We have to give a moment or two to Uwe Rosler, who has done a fantastic job, as he did at Brentford where Mark Warbuton is carrying on that work. But make no mistake, the foundations were firmly laid down by Rosler, who brought in the right calibre of player there and has quickly found his feet at Wigan.

The Lactics are now just outside the play-off places despite the fact they've played something like 43 games this season - which is a huge work load - and they go to Cardiff last weekend with a couple of cup-tied players and come away with a well-deserved victory.

This is fantastic reward for Uwe, who gets to go back to his old club Manchester City in the next round which will be a fantastic occasion.

back to top

Other Football Experts:

Latest Posts in Football:

Jamie Carragher

Carra: Top four in sight for Spurs

Spurs can make the top four, says Carra, depending on how seriously they take their European duties....

Paul Merson

Merson's predictions

Merse expects a losing start for Neil Warnock, but wins for Arsenal, Chelsea and Man Utd....

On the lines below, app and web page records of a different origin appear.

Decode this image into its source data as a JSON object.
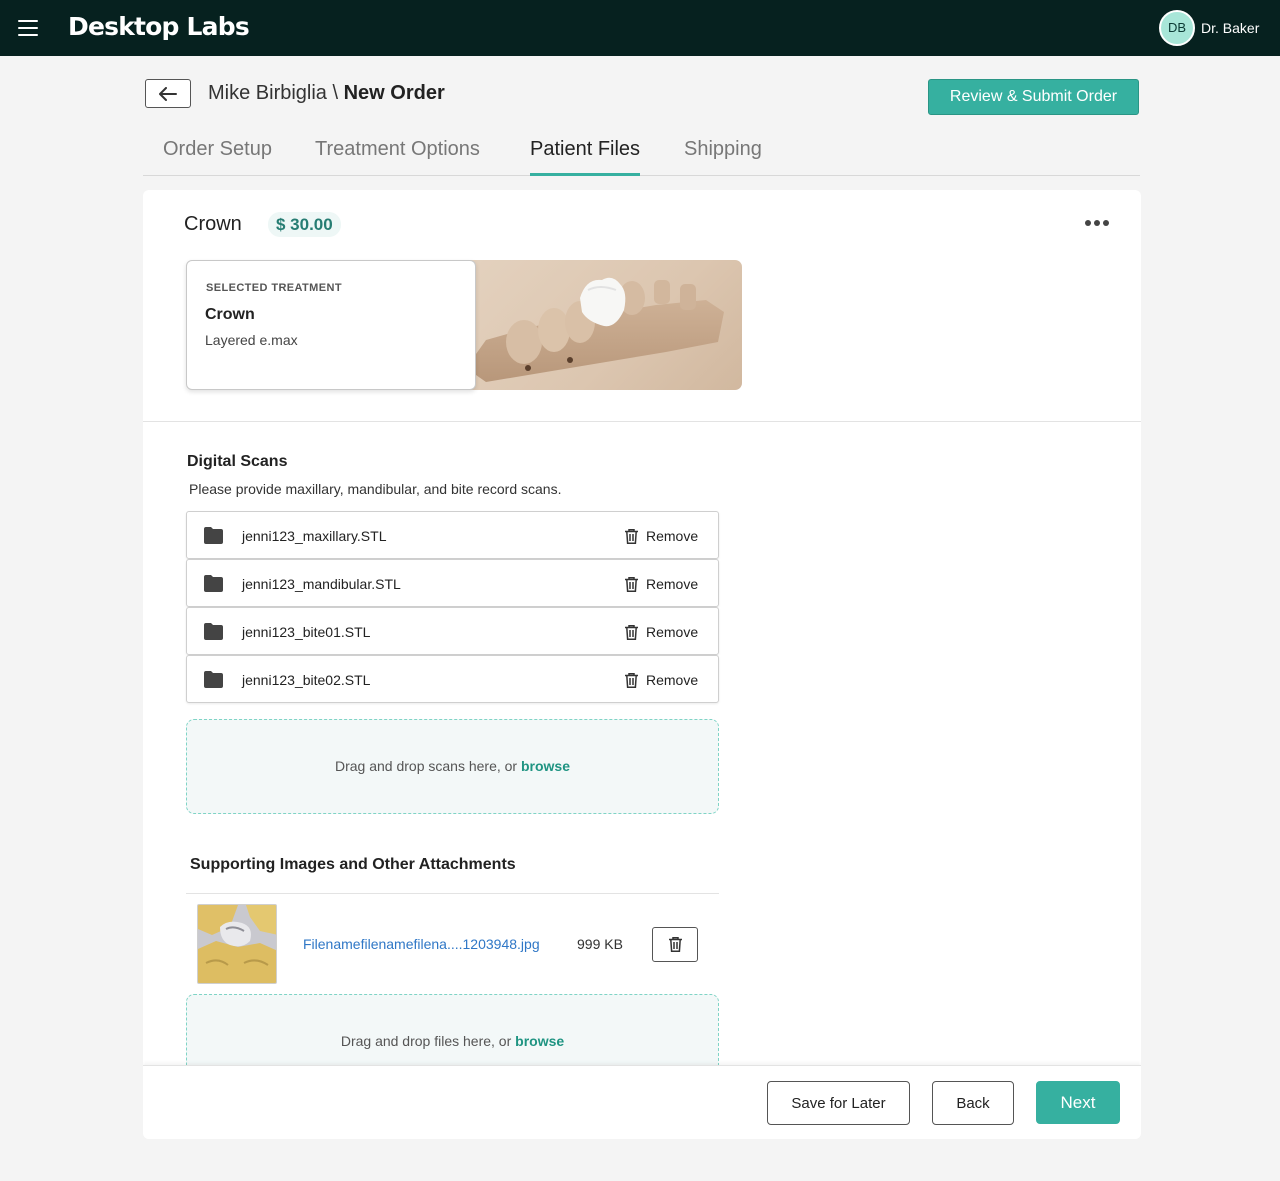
{
  "app": {
    "logo": "Desktop Labs",
    "user_initials": "DB",
    "user_name": "Dr. Baker"
  },
  "header": {
    "patient": "Mike Birbiglia \\",
    "page": "New Order",
    "submit_label": "Review & Submit Order"
  },
  "tabs": [
    {
      "label": "Order Setup"
    },
    {
      "label": "Treatment Options"
    },
    {
      "label": "Patient Files",
      "active": true
    },
    {
      "label": "Shipping"
    }
  ],
  "product": {
    "name": "Crown",
    "price": "$ 30.00"
  },
  "treatment": {
    "label": "SELECTED TREATMENT",
    "name": "Crown",
    "material": "Layered e.max"
  },
  "scans": {
    "title": "Digital Scans",
    "description": "Please provide maxillary, mandibular, and bite record scans.",
    "remove_label": "Remove",
    "files": [
      "jenni123_maxillary.STL",
      "jenni123_mandibular.STL",
      "jenni123_bite01.STL",
      "jenni123_bite02.STL"
    ],
    "drop_text": "Drag and drop scans here, or",
    "browse_label": "browse"
  },
  "attachments": {
    "title": "Supporting Images and Other Attachments",
    "files": [
      {
        "name": "Filenamefilenamefilena....1203948.jpg",
        "size": "999 KB"
      }
    ],
    "drop_text": "Drag and drop files here, or",
    "browse_label": "browse"
  },
  "footer": {
    "save_label": "Save for Later",
    "back_label": "Back",
    "next_label": "Next"
  },
  "colors": {
    "accent": "#36b0a0",
    "topbar": "#06211f",
    "link": "#2f77c6"
  },
  "icons": [
    "hamburger-icon",
    "arrow-left-icon",
    "more-horizontal-icon",
    "folder-icon",
    "trash-icon"
  ]
}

Latest News RSS feeds

Sky Sports Today

Premier League build-up, Europa League draw and reaction plus all the manager press conferences.

Live transfer updates

Leicester sign Esteban Cambiasso, Crystal Palace land Wilfried Zaha on loan and Tottenham pursue Danny Welbeck.

Liverpool draw holders Real

Liverpool face holders Real Madrid in the Champions League while Manchester City are again grouped with Bayern Munich.

Hodgson: England future bright

Roy Hodgson is sure England are not heading for "mediocrity" as they prepare to enter a new era at a half-full Wembley.

Leeds sack head coach Hockaday

Leeds have sacked head coach David Hockaday just six games into his reign.


Tottenham's Erik Lamela ready for Premier League lift off

Tottenham's Erik Lamela ready for Premier League lift off

Everyone agreed that Tottenham had acquired some fine players in the summer of 2013, but the notorious line that Spurs sold Elvis to buy the Beatles soon became a source of embarrassment. Not least because that cast young Erik Lamela as John Lennon, the most celebrated of the lot.

Analysis: Everton's signing of Samuel Eto'o can be significant on and off the pitch for Roberto Martinez's side

Analysis: Everton's signing of Samuel Eto'o can be significant on and off the pitch for Roberto Martinez's side

Saturday’s opponents Chelsea might have expected Everton’s Romelu Lukaku to come back to haunt them, but Jose Mourinho surely thought he’d seen the back of Samuel Eto’o. Instead he’s back in the Premier League and eyeing another challenge in his remarkable career.

Mario Balotelli's track record on the pitch makes him a gamble worth taking for Brendan Rodgers and Liverpool

Mario Balotelli's track record on the pitch makes him a gamble worth taking for Brendan Rodgers and Liverpool

When it comes to the art of signing players, few did it better than Brian Clough and Peter Taylor. In the latter’s book With Clough by Taylor he explained some of the science behind it in detailing how Nottingham Forest actively sought to buy players they perceived to have personal problems.